Jane Bell drowned in deep end of the indoor pool at the three star Dalmeny Hotel in Lytham St Annes, Lancashire in August 2014 during a family holiday away from their home in Galashiels, Scotland.

An inquest jury sitting in Blackpool was told by director of the hotel, Samantha Lewis, that the pool was built in 1970 and was now too deep at one end for modern safety standards.

She told the hearing that the hotel was considering putting a false bottom over the seven foot deep end to reduce its depth.

“We have had quotes from two contractors and hope the work might start later this year.

“It would bring the pool to the standard required if the pool was being built now,” she said.

The witness denied telling an officer from Fylde Borough Council that the hotel had five qualified lifeguards.

She said: “I did not say lifeguards to him. I said trained first aiders.”

However, when giving evidence, officer Anthony Stephens said he had been near Samantha Lewis when she had used the word lifeguards.

Lewis said that new pool side health and safety training had been imposed and during busier times the pool would be patrolled at least once every 15 minutes.

The expert witness leisure and pool management consultant Peter Mills that as long as the pool had a seven foot deep end there should be constant pool side lifeguards on duty.

He also said that monitoring CCTV images from poolside cameras were not adequate stating: “Cameras don’t save lives and rescue people.”

Detective Chief Inspector Dean Holden, who led the police inquiry into Jane’s death, told the hearing that the child’s mother had been arrested on suspicion of attempted murder of her daughter and child neglect.

Her husband David was regarded as a witness to events which led up to the drowning of Jane.

He told the jury and coroner Alan Wilson: “Almost uniquely the decision to arrest the mother was based on the CCTV images of what went on. It was made by a senior officer.”

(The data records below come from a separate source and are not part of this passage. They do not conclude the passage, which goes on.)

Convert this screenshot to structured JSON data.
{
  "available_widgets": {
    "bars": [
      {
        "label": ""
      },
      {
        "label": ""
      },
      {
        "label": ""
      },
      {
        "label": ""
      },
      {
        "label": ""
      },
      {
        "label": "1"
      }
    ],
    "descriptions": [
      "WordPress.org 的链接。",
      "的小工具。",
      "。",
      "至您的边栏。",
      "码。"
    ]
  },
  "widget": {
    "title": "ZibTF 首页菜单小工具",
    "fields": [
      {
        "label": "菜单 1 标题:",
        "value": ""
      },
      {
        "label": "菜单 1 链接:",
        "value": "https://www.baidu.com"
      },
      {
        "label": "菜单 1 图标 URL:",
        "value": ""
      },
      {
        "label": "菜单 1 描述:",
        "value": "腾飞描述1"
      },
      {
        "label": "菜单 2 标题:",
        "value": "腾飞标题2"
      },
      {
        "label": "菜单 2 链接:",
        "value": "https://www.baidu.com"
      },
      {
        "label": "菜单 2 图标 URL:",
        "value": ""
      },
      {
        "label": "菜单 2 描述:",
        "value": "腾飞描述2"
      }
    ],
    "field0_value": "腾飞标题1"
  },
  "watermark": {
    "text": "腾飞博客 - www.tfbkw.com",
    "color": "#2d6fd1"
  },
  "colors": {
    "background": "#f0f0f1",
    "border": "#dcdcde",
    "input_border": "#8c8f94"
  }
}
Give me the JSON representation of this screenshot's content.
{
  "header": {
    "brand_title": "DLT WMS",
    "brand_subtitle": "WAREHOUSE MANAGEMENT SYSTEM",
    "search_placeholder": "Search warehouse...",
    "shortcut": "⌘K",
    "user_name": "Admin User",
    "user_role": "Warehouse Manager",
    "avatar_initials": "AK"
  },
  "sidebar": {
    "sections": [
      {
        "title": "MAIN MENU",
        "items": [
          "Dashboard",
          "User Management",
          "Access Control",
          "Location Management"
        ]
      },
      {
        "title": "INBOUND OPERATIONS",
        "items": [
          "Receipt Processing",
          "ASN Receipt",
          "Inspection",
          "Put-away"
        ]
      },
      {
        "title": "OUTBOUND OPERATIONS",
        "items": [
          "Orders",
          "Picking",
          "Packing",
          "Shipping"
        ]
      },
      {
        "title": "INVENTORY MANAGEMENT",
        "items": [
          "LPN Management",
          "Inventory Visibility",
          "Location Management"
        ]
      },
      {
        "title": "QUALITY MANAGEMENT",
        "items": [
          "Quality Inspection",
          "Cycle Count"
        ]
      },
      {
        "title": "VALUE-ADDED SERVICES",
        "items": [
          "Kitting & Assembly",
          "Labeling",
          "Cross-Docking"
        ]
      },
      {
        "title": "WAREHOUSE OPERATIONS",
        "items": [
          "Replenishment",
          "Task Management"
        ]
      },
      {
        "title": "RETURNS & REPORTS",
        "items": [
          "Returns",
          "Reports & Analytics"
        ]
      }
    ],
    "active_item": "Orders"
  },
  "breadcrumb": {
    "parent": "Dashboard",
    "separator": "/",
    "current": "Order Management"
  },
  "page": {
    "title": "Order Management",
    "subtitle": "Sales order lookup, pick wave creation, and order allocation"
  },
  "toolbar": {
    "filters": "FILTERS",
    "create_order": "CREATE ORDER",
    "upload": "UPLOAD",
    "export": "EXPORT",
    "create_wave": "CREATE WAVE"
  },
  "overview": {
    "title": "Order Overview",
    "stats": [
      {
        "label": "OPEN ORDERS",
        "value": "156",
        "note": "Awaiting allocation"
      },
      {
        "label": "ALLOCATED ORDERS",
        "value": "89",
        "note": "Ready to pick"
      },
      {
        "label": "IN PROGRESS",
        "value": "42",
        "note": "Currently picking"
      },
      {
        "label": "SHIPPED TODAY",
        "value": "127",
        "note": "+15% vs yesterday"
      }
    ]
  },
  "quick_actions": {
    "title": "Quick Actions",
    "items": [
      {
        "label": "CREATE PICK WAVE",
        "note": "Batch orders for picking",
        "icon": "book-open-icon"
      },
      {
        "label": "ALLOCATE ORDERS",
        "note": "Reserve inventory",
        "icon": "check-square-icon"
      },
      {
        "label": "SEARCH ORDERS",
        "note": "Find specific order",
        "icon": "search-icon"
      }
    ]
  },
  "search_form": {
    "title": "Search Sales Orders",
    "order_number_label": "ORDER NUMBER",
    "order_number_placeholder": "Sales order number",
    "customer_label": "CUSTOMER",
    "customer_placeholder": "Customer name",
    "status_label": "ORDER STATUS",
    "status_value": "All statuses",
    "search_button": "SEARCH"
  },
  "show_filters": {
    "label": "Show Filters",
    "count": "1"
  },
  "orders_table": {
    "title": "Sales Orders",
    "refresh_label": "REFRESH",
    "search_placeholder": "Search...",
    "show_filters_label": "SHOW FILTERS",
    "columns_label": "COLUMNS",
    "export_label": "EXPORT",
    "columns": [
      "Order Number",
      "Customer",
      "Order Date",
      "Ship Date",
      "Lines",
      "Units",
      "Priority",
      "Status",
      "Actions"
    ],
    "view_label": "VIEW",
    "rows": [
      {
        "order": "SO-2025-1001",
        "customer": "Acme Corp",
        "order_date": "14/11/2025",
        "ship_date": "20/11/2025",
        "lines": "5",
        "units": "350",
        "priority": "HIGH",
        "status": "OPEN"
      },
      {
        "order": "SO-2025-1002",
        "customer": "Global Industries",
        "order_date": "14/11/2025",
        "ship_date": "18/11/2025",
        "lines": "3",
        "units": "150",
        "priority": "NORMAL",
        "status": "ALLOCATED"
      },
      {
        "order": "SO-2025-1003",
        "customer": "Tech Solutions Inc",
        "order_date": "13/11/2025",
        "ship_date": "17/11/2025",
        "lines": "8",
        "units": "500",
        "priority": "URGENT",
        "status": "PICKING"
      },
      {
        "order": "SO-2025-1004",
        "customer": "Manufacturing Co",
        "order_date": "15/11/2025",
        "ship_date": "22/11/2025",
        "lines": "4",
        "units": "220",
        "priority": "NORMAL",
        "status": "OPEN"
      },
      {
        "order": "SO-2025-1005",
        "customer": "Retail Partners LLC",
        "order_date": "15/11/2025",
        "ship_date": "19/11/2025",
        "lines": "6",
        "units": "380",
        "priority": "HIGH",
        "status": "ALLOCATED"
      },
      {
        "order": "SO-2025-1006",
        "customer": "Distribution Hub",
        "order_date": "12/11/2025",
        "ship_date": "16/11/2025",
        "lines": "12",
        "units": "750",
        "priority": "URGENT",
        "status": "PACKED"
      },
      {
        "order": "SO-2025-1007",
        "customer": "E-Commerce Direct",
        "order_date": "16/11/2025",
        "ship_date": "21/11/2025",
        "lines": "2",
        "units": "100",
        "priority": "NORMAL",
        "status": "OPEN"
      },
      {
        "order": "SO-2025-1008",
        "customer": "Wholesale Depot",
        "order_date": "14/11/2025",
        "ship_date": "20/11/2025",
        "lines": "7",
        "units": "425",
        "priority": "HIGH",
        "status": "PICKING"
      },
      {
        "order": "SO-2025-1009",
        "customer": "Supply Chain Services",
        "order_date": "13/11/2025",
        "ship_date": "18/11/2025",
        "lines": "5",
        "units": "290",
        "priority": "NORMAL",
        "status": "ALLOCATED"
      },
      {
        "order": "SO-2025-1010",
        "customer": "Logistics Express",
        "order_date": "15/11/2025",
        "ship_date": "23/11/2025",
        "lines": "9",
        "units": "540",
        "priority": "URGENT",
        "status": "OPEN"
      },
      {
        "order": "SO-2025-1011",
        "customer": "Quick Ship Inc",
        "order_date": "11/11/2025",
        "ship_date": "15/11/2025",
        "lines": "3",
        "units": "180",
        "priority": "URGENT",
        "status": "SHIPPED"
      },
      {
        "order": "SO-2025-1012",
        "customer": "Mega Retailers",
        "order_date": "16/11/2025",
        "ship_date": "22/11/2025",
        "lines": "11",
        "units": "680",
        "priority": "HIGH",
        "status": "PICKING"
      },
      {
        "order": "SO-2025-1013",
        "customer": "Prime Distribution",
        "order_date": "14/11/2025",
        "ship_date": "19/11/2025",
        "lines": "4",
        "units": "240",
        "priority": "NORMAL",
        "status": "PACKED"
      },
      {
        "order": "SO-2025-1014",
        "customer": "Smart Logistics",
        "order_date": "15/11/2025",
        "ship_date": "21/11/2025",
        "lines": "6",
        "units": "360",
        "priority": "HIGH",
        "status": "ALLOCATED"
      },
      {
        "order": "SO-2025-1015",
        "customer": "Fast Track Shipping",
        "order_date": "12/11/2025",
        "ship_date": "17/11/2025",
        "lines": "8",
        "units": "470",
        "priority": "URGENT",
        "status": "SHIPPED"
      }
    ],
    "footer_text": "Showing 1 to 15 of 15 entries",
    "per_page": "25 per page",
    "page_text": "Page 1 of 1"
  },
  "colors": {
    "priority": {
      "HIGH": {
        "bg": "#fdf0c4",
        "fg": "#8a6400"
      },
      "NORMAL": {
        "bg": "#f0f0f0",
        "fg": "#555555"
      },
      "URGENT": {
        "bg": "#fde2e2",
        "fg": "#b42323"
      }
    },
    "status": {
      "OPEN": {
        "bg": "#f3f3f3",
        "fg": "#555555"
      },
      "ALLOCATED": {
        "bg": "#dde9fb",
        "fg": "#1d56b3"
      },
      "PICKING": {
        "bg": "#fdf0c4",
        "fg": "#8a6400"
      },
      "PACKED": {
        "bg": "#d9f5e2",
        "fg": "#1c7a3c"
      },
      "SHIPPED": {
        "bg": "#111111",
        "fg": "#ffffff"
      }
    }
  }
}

“It was the Chief Crown Prosecutor who later told us they would not be prosecuting Sarah Bell”, said DCI Holden.